And yet, instead of talking through the differences between the Roman culture and the culture that informed my initial instinct, Mallica provided the ingredients that link the cultures of the world in this respect. From Christian women to Muslim women to Hindus and Sikh men – and the list is inexhaustible – religious ceremony and tradition is universally linked to some form of head covering. It may not have had its origin in Pagan Rome, but those people certainly shared in a facet of one broad aspect of human civilisation – a religious quirk common to all.
It was this sentiment that not only formed the foundation of our Arts Week tour around the oldest museum in the world, but also quite literally of the museum itself. The Ashmolean was completely redeveloped in 2009 so that the very building, divorced from its nineteenth century classical façade, is a showcase for the links between the peoples of the world. Rather than move from room to room divided by geography and period, quite unconnected, we were taken along the trade routes that provide the museum’s shape.
We travelled from the Aegean to ancient Rome, through India and down the Silk Road to China. We headed up the steps over the Himalayas, eventually finding ourselves in Afghanistan and Iran, where the first part of our visit ended.
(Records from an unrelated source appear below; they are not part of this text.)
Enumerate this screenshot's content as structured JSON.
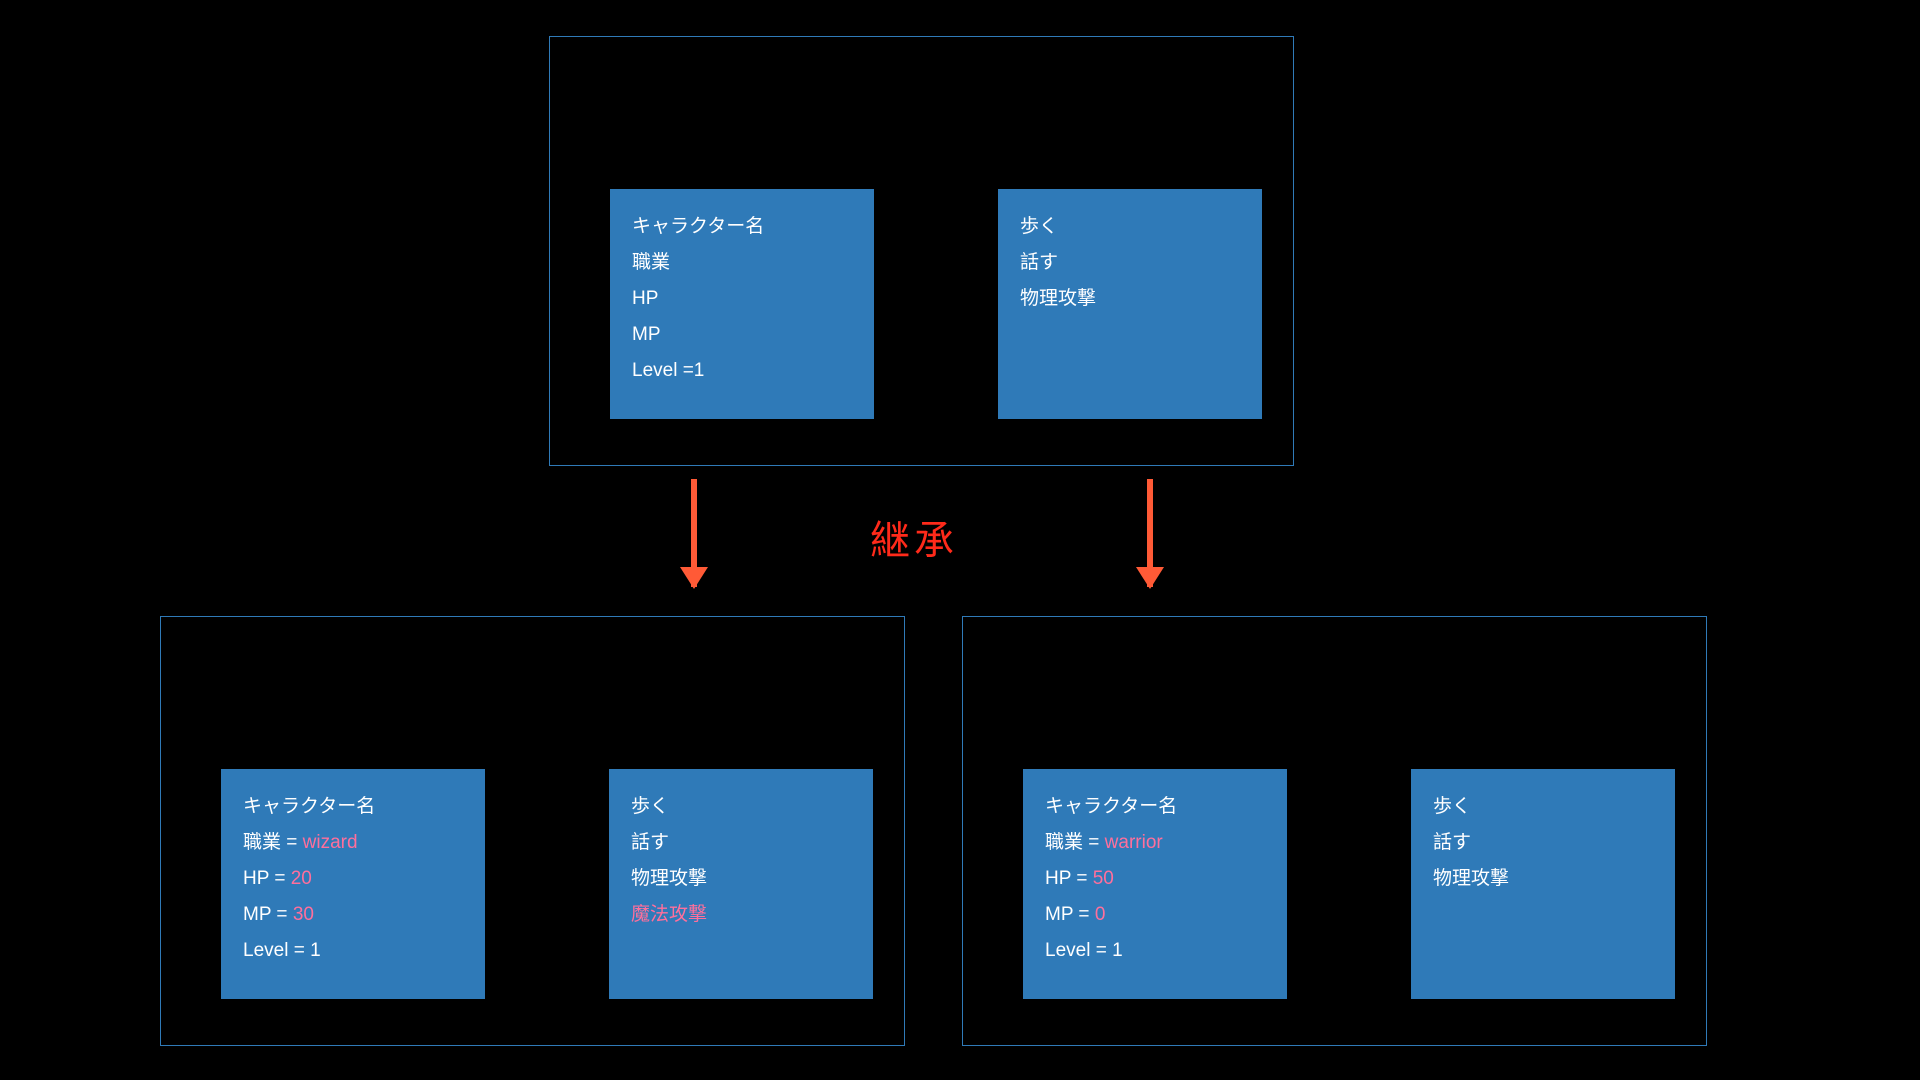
{
  "inheritLabel": "継承",
  "parent": {
    "attrs": {
      "charName": "キャラクター名",
      "job": "職業",
      "hp": "HP",
      "mp": "MP",
      "level": "Level =1"
    },
    "methods": {
      "walk": "歩く",
      "talk": "話す",
      "physAttack": "物理攻撃"
    }
  },
  "wizard": {
    "attrs": {
      "charName": "キャラクター名",
      "jobLabel": "職業 = ",
      "jobValue": "wizard",
      "hpLabel": "HP = ",
      "hpValue": "20",
      "mpLabel": "MP = ",
      "mpValue": "30",
      "level": "Level = 1"
    },
    "methods": {
      "walk": "歩く",
      "talk": "話す",
      "physAttack": "物理攻撃",
      "magicAttack": "魔法攻撃"
    }
  },
  "warrior": {
    "attrs": {
      "charName": "キャラクター名",
      "jobLabel": "職業 = ",
      "jobValue": "warrior",
      "hpLabel": "HP = ",
      "hpValue": "50",
      "mpLabel": "MP = ",
      "mpValue": "0",
      "level": "Level = 1"
    },
    "methods": {
      "walk": "歩く",
      "talk": "話す",
      "physAttack": "物理攻撃"
    }
  }
}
The museum echoes the movement of history and influences of culture over vast expanses of the world. We were ‘crossing cultures, crossing time’.
It became, for me, the focal point of Arts Week, with Tallulah Vaughan giving us an experience that enlightened our understanding of the development of the art and artistry of human civilisation. We were looking not through a judgemental lens which identified the differences between peoples, but from a viewpoint by which we could appreciate the development of humanity as a unit. By looking to our collective past, we could examine the impact on our collective imaginations today.
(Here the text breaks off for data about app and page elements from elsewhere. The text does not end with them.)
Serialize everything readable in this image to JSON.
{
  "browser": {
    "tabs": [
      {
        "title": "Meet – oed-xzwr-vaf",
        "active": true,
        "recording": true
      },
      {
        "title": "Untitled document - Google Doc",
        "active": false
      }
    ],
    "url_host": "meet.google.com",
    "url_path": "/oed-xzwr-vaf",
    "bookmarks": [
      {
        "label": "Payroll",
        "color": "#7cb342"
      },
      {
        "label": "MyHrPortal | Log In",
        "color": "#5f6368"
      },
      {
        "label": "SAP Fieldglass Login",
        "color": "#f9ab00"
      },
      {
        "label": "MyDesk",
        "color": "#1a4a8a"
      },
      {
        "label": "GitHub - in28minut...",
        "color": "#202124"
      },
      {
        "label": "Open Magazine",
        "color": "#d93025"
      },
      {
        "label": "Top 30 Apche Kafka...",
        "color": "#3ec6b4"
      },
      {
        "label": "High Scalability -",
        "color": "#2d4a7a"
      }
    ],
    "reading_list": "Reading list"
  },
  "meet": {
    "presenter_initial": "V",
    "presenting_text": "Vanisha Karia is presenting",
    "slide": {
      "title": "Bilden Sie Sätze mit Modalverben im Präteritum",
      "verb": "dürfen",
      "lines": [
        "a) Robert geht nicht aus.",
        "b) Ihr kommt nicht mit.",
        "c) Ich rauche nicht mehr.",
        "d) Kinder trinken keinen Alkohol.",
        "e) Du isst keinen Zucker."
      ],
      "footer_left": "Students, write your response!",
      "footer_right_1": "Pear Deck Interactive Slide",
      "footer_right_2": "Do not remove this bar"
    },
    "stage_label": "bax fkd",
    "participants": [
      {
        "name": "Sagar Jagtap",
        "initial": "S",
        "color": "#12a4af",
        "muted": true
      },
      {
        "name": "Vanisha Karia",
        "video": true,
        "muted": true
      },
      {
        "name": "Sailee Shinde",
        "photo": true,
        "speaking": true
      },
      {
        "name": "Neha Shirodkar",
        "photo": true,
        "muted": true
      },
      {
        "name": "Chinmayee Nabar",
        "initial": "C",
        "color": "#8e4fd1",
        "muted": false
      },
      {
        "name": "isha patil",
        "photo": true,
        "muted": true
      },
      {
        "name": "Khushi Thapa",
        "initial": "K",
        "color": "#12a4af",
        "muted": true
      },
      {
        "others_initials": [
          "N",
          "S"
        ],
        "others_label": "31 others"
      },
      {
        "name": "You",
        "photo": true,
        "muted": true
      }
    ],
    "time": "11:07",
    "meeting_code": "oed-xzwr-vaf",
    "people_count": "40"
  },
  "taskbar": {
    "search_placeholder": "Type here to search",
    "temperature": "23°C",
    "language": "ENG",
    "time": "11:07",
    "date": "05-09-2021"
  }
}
In the sterile, artificially lit room where the tour ended, our hands sticky with sweat under latex gloves and bodies pushed up against the foam covered table, we were able to handle history. At one point, and in awe, I found myself caressing a small clay cuneiform tablet, one-fifth the size of my palm.
I turned in my hand one of the earliest examples of writing in human history, running my fingers across the barely coherent zig-zag of grooves pressed into the tiny document from 5,000 BC; imagining the care of the accountant crafting it for his everyday records of livestock and transaction in his Mesopotamian village. It dwarfs me to think that the essay I wrote this morning will most likely dissolve into oblivion four years from now – truly feeble in comparison.
In another episode, I found myself fingering beads of lapis lazuli and amber crafted 5,000 years ago in the Indus Valley to be traded across the ancient world. I could picture the terrible toil of boring a fine hole through each precious bead and I could imagine the gentle hands of Agatha Christie who brought them together and threaded them with gold into fine necklaces.
The silk she chained them with gave coherence to the precious confusion brought up from the deep layers of ancient earth. To create this one item, the hands of many people, many millennia apart had been devoted. The beauty of a previous generation, of a distant group of people, was appreciated and reworked reverently.
The materials from across the globe came together in an object that was timeless – it was remarked by one of our group that they could imagine wearing it today. Our culture too is pieced together from influences seemingly distant from our initial perception of ourselves and of our past.
And if anything is to remind us of this fact then it should be the art and the artefacts that we revere as being distinctly symbolic of our civilisation. As the Ashmolean by its very design has elected permanently to do, so too should our judgement be focussed on recognising the traditions and beauties that intricately link humanity today.